President Donald Trump’s surprise decision to slap metals tariffs on Brazil is a blow to President Jair Bolsonaro’s aim of forging closer ties with Washington and could push Latin America’s No. 1 economy closer to Trump’s top trade foe – China, Reuters writes.
Earlier on Monday, Trump said he will impose tariffs on U.S. steel and aluminum imports from Brazil and Argentina, catching the two South American countries off guard and prompting them to seek explanations.
Bolsonaro strode to victory last year as the “Trump of the Tropics”, threatening to slash China’s growing footprint in his country’s economy.
Once in office, he doubled down on Trump but also held back on bashing Beijing in favor of a more pragmatic approach with China, Brazil’s top trade partner.

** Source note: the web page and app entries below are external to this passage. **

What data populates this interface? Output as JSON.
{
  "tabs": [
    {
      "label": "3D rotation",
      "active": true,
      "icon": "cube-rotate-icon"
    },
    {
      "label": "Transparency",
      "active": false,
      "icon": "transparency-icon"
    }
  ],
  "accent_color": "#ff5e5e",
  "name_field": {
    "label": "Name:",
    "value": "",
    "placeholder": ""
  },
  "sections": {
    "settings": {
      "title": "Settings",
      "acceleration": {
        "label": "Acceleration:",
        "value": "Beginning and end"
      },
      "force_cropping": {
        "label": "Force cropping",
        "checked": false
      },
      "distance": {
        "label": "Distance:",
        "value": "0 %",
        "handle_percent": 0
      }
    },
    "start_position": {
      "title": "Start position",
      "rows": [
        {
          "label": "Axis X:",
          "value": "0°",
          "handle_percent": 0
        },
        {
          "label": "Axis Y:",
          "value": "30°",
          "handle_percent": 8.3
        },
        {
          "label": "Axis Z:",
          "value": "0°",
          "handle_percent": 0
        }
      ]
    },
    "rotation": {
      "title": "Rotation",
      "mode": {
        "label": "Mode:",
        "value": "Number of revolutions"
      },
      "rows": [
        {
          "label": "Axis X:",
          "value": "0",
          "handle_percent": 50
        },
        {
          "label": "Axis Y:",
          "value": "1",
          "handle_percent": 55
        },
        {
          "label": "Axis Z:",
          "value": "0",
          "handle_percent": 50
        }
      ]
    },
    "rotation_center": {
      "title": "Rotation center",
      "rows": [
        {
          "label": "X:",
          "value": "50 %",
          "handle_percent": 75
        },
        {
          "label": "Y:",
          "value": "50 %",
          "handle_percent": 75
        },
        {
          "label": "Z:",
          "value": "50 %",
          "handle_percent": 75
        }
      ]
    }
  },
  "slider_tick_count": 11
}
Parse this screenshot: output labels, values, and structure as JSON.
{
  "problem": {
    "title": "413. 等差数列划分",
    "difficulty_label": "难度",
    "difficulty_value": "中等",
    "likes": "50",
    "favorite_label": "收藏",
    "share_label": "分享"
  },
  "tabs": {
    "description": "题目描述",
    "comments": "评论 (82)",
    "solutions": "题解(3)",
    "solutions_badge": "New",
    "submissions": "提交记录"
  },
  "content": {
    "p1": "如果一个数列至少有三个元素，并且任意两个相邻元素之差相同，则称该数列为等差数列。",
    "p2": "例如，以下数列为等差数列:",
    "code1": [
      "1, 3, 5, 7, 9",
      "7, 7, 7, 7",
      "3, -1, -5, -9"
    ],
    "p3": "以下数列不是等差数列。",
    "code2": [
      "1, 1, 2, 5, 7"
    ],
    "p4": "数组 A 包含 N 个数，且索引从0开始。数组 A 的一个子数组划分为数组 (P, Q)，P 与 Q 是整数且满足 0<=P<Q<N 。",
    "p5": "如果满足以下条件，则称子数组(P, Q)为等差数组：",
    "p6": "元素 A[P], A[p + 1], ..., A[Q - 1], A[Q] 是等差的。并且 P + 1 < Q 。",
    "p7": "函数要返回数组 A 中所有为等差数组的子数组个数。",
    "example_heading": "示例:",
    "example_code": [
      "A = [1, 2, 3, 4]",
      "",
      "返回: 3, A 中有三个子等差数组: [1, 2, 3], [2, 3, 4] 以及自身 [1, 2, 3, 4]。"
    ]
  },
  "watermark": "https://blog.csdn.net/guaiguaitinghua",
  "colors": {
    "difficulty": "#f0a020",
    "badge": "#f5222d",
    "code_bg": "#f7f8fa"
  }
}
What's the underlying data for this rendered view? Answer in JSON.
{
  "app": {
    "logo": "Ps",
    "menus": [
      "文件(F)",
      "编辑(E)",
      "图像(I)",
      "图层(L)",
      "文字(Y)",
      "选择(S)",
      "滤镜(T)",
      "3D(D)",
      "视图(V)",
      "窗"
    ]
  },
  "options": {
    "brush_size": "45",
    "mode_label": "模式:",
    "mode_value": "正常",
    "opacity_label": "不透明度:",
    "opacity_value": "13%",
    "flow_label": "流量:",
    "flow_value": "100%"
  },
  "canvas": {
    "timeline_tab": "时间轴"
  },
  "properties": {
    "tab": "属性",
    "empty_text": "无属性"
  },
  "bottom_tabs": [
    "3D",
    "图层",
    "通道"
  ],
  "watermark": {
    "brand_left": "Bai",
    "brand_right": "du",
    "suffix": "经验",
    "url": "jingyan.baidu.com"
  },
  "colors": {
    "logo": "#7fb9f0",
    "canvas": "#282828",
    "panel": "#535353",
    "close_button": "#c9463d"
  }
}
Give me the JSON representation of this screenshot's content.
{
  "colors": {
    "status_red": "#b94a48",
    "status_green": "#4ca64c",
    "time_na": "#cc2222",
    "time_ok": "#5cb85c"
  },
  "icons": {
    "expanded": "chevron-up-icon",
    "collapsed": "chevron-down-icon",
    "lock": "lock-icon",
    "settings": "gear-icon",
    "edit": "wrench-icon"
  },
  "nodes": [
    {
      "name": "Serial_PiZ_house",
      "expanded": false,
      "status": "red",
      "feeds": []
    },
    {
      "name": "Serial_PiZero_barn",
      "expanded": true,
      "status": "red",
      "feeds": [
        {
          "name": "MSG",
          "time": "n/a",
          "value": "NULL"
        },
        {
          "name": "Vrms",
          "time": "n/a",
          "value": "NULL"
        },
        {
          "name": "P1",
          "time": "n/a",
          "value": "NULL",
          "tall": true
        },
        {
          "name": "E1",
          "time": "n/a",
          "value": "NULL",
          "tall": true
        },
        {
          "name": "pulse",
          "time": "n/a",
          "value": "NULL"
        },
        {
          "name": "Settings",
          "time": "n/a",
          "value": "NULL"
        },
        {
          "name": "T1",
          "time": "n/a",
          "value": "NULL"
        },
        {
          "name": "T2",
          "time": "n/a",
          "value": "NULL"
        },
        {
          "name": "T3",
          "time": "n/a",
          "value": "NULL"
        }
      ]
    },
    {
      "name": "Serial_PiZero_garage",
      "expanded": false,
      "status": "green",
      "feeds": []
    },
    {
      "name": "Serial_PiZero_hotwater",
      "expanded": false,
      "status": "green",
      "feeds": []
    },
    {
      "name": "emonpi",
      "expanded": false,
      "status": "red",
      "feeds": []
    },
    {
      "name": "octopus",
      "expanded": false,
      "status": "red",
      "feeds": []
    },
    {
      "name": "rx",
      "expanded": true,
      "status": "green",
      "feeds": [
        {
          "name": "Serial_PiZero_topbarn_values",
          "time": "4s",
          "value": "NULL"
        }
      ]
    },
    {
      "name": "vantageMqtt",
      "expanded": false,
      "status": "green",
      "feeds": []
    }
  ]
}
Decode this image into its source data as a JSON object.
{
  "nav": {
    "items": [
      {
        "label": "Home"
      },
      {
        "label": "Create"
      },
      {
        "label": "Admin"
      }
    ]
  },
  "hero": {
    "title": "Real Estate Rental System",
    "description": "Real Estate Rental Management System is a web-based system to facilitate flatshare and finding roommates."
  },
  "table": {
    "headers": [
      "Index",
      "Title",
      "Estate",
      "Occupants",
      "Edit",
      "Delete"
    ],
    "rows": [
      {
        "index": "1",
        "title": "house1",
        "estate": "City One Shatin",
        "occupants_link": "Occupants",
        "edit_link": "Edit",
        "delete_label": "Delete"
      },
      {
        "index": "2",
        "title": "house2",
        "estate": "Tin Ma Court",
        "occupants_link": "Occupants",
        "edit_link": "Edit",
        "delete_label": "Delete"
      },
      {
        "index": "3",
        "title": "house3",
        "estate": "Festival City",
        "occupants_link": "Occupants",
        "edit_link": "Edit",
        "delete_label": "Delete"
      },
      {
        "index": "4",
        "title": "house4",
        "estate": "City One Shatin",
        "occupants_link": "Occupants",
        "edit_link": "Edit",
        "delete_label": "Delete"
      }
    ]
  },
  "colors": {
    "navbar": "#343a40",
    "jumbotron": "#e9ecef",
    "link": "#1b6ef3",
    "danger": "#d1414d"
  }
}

Increasingly, it seems, only one of those strategies worked. Trump’s latest tariff announcement suggests Bolsonaro’s U.S. overtures have fallen on deaf ears.
By contrast, Bolsonaro’s once-acrimonious relationship with Beijing has softened and is yielding tangible results, with China buying ever more Brazilian meat and even coming to the rescue of its troubled deep-water oil auction last month.
Analysts said Trump’s repeated snubs of Bolsonaro could push Brazil back toward the more long-term, consistent and drama-free embrace of China.
“If you’re concerned about China’s growing economic influence in Latin America, imposing tariffs is at best counterproductive,” said Monica de Bolle, senior fellow at the Peterson Institute for International Economics in Washington.
Thomaz Favaro, regional director at consultancy Control Risks, said Bolsonaro’s efforts to shimmy closer to Trump have not gained traction in Washington, while Beijing has been far more open to working strategically with Brazil, Reuters adds.
“It’s very clear that China has tried to position itself as a steady ally of the Brazilian government, regardless of political difference, and I think that message has been very well received in Brasilia,” he said.